───── SUPPLIED INFORMATION

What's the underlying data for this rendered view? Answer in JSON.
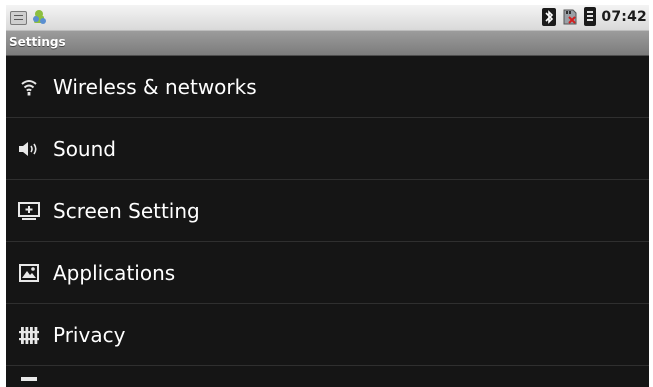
{
  "status_bar": {
    "left_icons": [
      "notification-icon",
      "android-icon"
    ],
    "right_icons": [
      "bluetooth-icon",
      "sd-card-icon",
      "battery-icon"
    ],
    "time": "07:42"
  },
  "title_bar": {
    "title": "Settings"
  },
  "settings_list": {
    "items": [
      {
        "label": "Wireless & networks",
        "icon": "wifi-icon"
      },
      {
        "label": "Sound",
        "icon": "speaker-icon"
      },
      {
        "label": "Screen Setting",
        "icon": "screen-icon"
      },
      {
        "label": "Applications",
        "icon": "applications-icon"
      },
      {
        "label": "Privacy",
        "icon": "privacy-icon"
      }
    ]
  },
  "colors": {
    "list_background": "#151515",
    "divider": "#2f2f2f",
    "title_bar": "#8c8c8c",
    "status_bar": "#e6e6e6",
    "text": "#ffffff"
  }
}
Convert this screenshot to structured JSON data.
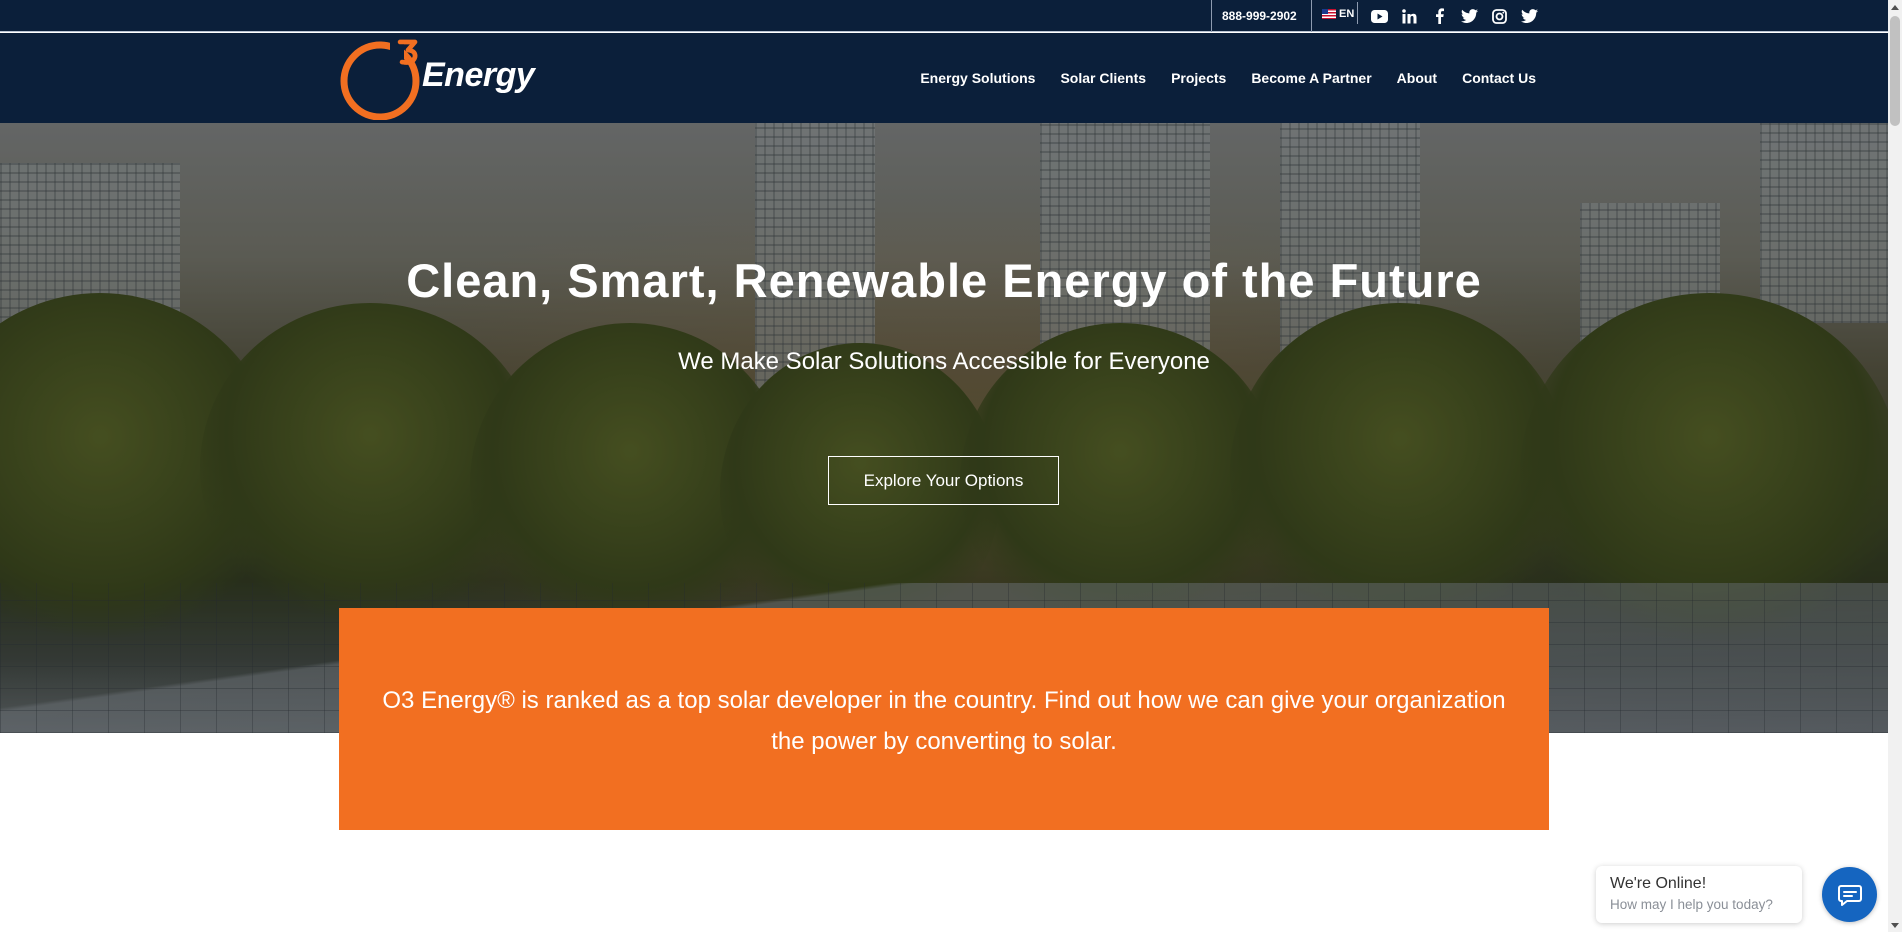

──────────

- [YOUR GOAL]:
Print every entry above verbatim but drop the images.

- [WRITTEN ANSWER]:
What's the underlying data for this rendered view? Answer in JSON.
{
  "status_bar": {
    "left_icons": [
      "notification-icon",
      "android-icon"
    ],
    "right_icons": [
      "bluetooth-icon",
      "sd-card-icon",
      "battery-icon"
    ],
    "time": "07:42"
  },
  "title_bar": {
    "title": "Settings"
  },
  "settings_list": {
    "items": [
      {
        "label": "Wireless & networks",
        "icon": "wifi-icon"
      },
      {
        "label": "Sound",
        "icon": "speaker-icon"
      },
      {
        "label": "Screen Setting",
        "icon": "screen-icon"
      },
      {
        "label": "Applications",
        "icon": "applications-icon"
      },
      {
        "label": "Privacy",
        "icon": "privacy-icon"
      }
    ]
  },
  "colors": {
    "list_background": "#151515",
    "divider": "#2f2f2f",
    "title_bar": "#8c8c8c",
    "status_bar": "#e6e6e6",
    "text": "#ffffff"
  }
}
Convert this screenshot to structured JSON data.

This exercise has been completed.